*** Exercise input ***

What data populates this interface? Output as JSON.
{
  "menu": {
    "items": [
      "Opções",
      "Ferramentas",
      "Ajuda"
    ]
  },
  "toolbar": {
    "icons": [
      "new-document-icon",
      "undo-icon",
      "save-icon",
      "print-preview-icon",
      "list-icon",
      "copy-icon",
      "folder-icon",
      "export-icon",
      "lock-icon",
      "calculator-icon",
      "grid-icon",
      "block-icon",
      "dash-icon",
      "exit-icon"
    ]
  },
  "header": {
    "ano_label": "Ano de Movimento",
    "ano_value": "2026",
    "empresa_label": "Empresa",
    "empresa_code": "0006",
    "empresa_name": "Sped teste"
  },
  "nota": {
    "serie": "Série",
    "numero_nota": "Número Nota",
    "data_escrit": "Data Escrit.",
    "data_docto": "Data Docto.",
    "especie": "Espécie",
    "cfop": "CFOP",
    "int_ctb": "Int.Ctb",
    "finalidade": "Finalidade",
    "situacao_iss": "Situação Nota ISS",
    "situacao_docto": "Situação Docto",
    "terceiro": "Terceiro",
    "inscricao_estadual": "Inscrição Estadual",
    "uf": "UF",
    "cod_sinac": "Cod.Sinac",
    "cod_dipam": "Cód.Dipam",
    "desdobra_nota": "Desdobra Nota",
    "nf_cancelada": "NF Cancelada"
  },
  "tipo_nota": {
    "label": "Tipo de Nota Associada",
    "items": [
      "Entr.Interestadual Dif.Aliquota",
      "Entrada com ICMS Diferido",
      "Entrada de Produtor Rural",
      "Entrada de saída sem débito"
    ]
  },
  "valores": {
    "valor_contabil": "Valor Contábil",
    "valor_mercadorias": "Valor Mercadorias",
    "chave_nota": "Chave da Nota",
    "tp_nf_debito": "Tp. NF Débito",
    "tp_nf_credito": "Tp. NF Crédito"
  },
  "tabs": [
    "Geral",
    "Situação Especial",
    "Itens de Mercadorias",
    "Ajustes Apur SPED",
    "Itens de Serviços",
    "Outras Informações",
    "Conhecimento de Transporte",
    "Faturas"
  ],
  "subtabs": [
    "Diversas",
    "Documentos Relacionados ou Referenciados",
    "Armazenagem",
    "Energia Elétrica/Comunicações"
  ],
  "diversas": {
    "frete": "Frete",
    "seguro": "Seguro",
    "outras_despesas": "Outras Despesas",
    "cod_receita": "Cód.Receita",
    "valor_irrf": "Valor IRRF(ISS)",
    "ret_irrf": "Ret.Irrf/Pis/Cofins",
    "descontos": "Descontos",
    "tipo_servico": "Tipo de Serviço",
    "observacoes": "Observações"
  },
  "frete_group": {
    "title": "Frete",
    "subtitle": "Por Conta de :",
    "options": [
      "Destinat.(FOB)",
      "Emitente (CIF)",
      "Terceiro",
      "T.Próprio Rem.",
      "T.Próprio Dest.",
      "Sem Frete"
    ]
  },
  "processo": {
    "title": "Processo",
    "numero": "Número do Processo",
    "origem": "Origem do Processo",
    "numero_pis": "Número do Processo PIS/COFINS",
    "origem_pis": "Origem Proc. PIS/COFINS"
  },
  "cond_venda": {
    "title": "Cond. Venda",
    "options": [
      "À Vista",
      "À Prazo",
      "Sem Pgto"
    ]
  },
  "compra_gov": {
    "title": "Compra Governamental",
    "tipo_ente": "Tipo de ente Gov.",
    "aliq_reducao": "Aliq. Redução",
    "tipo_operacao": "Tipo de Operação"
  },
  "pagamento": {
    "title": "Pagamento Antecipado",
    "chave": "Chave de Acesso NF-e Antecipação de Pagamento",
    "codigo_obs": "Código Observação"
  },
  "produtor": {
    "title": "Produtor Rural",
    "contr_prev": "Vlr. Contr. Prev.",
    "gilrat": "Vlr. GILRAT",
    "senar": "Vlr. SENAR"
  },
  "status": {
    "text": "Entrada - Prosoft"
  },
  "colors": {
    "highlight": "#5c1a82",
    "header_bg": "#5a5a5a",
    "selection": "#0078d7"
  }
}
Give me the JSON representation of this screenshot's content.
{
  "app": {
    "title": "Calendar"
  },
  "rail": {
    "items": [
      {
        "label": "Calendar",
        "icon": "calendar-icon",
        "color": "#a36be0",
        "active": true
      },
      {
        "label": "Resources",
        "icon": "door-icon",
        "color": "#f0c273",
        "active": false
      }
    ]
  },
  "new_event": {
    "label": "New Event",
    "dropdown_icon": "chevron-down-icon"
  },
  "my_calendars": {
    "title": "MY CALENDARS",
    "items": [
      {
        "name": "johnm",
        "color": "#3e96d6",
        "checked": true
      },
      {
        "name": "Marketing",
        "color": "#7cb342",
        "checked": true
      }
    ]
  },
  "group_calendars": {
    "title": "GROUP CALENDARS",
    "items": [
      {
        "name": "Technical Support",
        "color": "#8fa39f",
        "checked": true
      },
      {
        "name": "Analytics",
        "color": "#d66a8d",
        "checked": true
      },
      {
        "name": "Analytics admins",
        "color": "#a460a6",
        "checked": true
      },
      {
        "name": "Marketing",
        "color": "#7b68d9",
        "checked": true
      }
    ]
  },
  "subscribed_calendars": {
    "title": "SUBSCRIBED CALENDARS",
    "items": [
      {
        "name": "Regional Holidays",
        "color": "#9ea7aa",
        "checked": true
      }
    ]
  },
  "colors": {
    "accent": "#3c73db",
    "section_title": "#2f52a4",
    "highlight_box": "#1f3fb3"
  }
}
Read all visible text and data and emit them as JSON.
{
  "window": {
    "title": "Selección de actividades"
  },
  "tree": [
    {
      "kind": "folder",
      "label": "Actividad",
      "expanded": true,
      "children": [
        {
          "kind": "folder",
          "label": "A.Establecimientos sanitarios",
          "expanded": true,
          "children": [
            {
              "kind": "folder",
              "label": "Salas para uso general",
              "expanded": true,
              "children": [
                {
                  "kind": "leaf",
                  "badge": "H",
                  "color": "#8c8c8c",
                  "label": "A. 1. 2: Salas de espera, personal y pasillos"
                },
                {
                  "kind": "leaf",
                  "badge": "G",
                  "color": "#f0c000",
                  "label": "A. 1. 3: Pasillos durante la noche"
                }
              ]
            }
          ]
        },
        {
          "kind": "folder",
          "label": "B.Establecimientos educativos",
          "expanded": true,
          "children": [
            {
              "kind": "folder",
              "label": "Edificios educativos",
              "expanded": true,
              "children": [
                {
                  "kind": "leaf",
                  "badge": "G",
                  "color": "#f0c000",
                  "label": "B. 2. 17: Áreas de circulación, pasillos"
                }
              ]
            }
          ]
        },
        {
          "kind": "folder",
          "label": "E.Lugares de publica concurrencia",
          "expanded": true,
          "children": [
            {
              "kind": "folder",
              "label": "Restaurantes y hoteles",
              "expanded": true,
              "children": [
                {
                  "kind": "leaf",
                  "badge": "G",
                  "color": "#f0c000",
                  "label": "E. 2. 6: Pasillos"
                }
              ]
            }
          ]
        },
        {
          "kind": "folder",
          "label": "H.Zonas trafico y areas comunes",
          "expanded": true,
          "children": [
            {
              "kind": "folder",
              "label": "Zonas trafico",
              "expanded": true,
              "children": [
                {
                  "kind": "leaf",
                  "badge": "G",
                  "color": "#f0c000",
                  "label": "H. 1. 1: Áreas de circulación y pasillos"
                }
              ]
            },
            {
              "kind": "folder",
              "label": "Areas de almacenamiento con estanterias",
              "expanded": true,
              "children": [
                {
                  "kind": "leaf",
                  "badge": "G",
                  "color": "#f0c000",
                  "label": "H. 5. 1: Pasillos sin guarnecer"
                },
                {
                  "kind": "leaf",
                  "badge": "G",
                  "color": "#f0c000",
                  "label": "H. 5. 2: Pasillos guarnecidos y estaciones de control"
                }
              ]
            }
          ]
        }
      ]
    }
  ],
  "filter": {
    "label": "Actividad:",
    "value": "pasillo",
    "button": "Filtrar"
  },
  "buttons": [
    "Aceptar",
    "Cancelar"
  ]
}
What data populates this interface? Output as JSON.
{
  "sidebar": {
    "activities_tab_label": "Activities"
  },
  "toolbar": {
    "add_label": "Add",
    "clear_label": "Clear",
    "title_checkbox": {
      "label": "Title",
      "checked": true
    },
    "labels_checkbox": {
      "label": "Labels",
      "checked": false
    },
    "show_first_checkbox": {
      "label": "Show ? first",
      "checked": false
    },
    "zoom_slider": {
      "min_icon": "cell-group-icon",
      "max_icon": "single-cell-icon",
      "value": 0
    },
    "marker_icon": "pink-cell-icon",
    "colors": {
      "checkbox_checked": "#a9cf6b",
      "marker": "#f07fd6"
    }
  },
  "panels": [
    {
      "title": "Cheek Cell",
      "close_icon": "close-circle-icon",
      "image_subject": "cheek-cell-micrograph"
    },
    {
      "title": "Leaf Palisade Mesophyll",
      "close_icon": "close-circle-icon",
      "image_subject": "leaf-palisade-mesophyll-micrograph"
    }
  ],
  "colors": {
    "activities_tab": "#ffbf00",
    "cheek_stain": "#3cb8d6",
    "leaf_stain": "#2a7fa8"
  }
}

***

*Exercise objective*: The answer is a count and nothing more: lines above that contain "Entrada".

*Written solution*: 4